Overemphasis on air-defense systems, which has been politically attractive, is assessed to have been strategically catastrophic for Israel. The financial aid provided by the United States, dedicated to Israeli air-defense systems, minimizes the likelihood of Israel preemptively mobilizing for offensive operations. This aid has been provided because it is in the strategic self-interest of the United States, not because it best serves Israel’s interests.
The Israeli navy currently has far fewer corvettes and fast-attack craft than it requires and, almost all of these have never been fully outfitted with their designed number of fire-control systems. All but one cannot currently provide 360-degree active self-defense against inbound anti-ship missiles.
Israel is building towards a fleet of six highly capable diesel-electric attack submarines. With blue-white crewing (i.e., about 10 complete crews for the six boats), three to four of these could be continuously deployed. These submarines are all very likely able to launch long-range cruise missiles. However, they each carry very few reloads and, therefore, they do not, by themselves, represent a creditable deterrent force. Israel has a substantial number of small relatively high-speed coastal patrol boats, which now mount stabilized 25mm cannon and relatively long-range missiles, which can precisely strike enemy ships or targets ashore, but which have very small warheads.
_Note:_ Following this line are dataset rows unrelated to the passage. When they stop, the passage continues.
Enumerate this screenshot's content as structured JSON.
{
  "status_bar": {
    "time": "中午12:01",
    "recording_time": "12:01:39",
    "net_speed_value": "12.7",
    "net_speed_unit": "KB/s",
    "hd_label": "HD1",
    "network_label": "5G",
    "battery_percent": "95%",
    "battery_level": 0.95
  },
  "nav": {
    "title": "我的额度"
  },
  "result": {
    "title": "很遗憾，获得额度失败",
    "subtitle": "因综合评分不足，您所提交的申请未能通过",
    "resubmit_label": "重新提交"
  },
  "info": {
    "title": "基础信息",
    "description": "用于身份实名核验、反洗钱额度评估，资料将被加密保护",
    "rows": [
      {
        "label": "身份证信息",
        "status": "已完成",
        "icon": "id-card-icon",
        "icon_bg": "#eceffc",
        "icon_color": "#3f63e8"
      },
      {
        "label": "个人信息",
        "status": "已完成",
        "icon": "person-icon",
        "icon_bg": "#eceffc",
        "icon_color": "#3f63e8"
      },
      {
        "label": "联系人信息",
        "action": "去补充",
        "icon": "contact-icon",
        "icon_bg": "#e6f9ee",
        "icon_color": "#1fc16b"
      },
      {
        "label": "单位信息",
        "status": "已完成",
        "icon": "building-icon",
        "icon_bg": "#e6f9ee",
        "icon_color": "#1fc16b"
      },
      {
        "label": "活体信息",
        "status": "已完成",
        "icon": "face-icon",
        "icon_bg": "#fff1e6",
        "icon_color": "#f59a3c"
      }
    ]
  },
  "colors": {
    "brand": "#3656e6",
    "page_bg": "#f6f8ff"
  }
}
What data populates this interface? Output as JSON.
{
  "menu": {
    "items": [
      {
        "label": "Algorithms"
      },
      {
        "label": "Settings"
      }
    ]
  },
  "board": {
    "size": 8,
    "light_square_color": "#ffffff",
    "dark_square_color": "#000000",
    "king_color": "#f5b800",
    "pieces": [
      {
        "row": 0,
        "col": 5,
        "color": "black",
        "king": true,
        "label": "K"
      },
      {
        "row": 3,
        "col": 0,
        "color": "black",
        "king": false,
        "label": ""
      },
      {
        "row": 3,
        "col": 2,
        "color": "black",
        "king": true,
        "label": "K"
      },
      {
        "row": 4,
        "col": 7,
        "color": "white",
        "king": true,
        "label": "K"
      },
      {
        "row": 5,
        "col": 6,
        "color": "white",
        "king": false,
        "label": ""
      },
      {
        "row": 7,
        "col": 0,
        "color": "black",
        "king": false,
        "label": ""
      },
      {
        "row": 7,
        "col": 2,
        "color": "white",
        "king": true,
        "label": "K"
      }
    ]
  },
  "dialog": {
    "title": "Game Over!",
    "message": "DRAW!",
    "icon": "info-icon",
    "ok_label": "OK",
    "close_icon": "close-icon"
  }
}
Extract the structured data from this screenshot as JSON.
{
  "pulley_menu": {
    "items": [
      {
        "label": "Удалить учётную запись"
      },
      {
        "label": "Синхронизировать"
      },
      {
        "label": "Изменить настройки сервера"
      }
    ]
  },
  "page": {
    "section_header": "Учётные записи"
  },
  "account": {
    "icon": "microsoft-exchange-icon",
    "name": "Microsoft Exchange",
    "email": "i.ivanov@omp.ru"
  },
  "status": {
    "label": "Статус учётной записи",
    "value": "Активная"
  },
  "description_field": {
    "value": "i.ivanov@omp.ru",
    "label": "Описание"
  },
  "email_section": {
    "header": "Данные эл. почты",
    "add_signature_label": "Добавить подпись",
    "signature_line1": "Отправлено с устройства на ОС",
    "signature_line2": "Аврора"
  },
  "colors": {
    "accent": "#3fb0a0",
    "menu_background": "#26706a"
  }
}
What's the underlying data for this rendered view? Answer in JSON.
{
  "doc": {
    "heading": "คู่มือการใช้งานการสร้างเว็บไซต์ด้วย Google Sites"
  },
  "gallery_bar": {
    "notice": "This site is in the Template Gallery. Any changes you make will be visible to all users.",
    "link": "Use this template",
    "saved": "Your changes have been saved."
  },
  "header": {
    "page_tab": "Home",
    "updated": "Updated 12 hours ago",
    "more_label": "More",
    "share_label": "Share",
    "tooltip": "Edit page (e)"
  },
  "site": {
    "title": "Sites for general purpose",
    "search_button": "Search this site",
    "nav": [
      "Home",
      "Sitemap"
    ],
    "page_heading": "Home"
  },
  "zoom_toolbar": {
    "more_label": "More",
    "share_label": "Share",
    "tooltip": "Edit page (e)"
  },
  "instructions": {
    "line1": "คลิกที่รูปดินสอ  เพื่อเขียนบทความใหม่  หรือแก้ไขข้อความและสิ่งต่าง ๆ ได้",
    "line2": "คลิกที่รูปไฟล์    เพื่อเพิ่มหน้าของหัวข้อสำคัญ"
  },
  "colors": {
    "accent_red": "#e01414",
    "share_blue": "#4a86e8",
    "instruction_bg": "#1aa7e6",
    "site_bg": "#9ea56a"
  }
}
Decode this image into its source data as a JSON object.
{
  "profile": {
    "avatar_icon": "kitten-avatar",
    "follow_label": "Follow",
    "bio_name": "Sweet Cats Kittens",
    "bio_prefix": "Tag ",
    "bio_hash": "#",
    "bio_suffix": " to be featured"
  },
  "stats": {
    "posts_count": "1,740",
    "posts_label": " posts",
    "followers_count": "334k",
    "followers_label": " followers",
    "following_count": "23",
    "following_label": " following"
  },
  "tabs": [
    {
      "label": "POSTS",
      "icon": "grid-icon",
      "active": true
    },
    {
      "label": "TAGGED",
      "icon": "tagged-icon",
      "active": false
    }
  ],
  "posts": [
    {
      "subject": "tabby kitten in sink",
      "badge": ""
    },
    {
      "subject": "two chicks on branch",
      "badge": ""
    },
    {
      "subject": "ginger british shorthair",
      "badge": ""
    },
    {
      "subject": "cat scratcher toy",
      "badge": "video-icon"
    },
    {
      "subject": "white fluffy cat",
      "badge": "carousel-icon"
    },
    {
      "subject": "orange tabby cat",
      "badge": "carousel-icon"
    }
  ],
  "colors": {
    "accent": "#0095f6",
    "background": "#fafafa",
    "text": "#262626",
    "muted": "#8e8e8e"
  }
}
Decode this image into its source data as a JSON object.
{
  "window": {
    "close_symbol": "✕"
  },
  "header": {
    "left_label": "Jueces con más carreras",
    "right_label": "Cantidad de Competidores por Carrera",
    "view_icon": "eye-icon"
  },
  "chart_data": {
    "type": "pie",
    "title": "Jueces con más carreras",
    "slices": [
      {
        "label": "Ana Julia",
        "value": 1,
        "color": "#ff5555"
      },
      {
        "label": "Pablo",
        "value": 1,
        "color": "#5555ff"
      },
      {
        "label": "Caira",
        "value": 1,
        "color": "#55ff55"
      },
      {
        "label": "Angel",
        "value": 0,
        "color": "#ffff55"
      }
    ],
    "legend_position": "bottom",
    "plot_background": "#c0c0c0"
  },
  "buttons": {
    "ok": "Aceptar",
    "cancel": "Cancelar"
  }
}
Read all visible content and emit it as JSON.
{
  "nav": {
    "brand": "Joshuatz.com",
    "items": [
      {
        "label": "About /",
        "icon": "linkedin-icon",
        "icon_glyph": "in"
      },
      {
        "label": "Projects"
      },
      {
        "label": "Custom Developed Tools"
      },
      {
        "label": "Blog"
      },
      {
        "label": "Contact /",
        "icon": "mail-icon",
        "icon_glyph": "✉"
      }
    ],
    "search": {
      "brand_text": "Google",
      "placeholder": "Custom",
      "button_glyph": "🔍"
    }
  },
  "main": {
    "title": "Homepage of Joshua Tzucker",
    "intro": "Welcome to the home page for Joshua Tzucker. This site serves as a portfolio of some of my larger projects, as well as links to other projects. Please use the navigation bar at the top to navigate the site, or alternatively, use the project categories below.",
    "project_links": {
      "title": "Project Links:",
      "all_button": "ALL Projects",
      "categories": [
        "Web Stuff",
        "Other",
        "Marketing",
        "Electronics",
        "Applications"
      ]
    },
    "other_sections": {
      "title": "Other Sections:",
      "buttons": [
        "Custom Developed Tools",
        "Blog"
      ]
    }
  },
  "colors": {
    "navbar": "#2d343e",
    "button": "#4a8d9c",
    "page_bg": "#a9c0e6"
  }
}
This excerpt is part of a longer and more comprehensive monograph, titled “The Israel Defense Forces, 1948-2017,” published by the Begin-Sadat Center for Strategic Studies.